- Koishi R, Kawashima I, Yoshimura C, Sugawara M, Serizawa N: Cloning and characterization of a novel oxidoreductase KDRF from a human bone marrow-derived stromal cell line KM-102. J Biol Chem. 1997, 272: 2570-2577. 10.1074/jbc.272.4.2570.View ArticlePubMedGoogle Scholar
- Gasdaska JR, Harney JW, Gasdaska PY, Powis G, Berry MJ: Regulation of Human Thioredoxin Reductase Expression Activity by 3'-Untranslated Region Selenocysteine Insertion Sequence and mRNA Instability Elements.

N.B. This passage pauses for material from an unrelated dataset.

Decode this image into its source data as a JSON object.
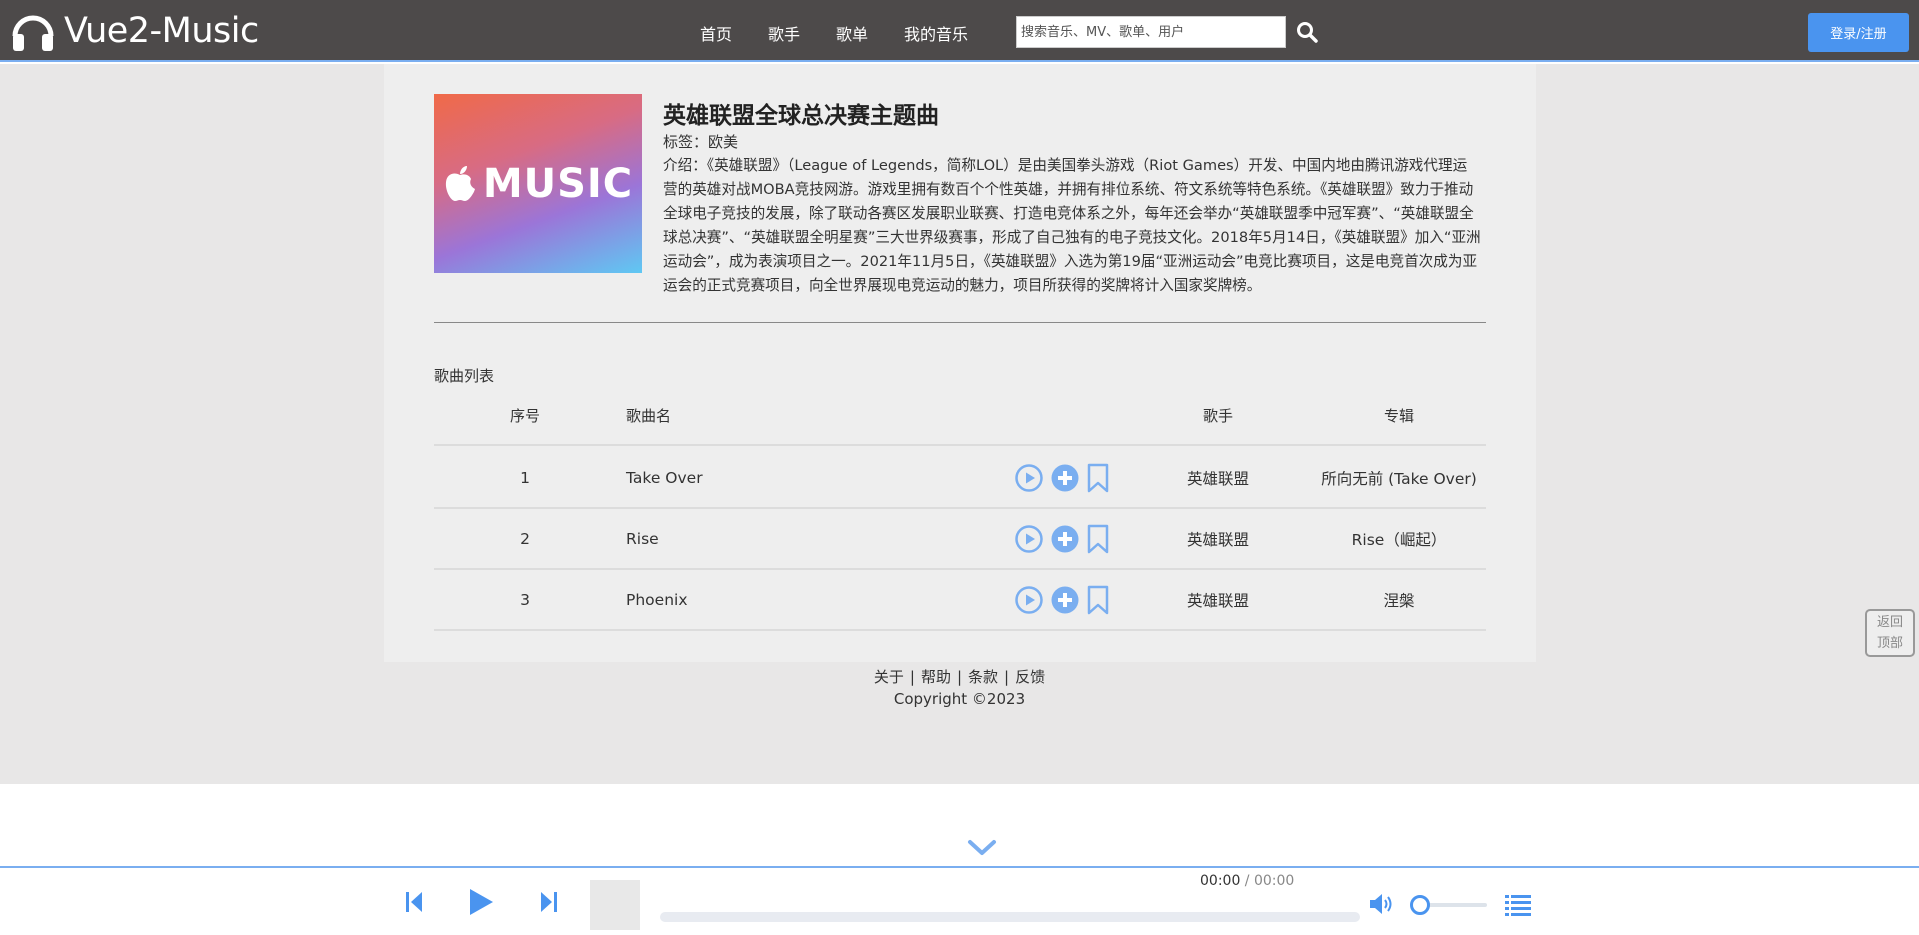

J Biol Chem. 1999, 274: 25379-25385. 10.1074/jbc.274.36.25379.View ArticlePubMedGoogle Scholar
- Altschul SF, Madden TL, Schaffer AA, Zhang J, Zhang Z, Miller W, Lipman DJ: Gapped BLAST and PSI-BLAST: a new generation of protein database search programs. Nucleic Acids Res. 1997, 25: 3389-3402. 10.1093/nar/25.17.3389.PubMed CentralView ArticlePubMedGoogle Scholar
This article is published under license to BioMed Central Ltd. This is an Open Access article: verbatim copying and redistribution of this article are permitted in all media for any purpose, provided this notice is preserved along with the article's original URL.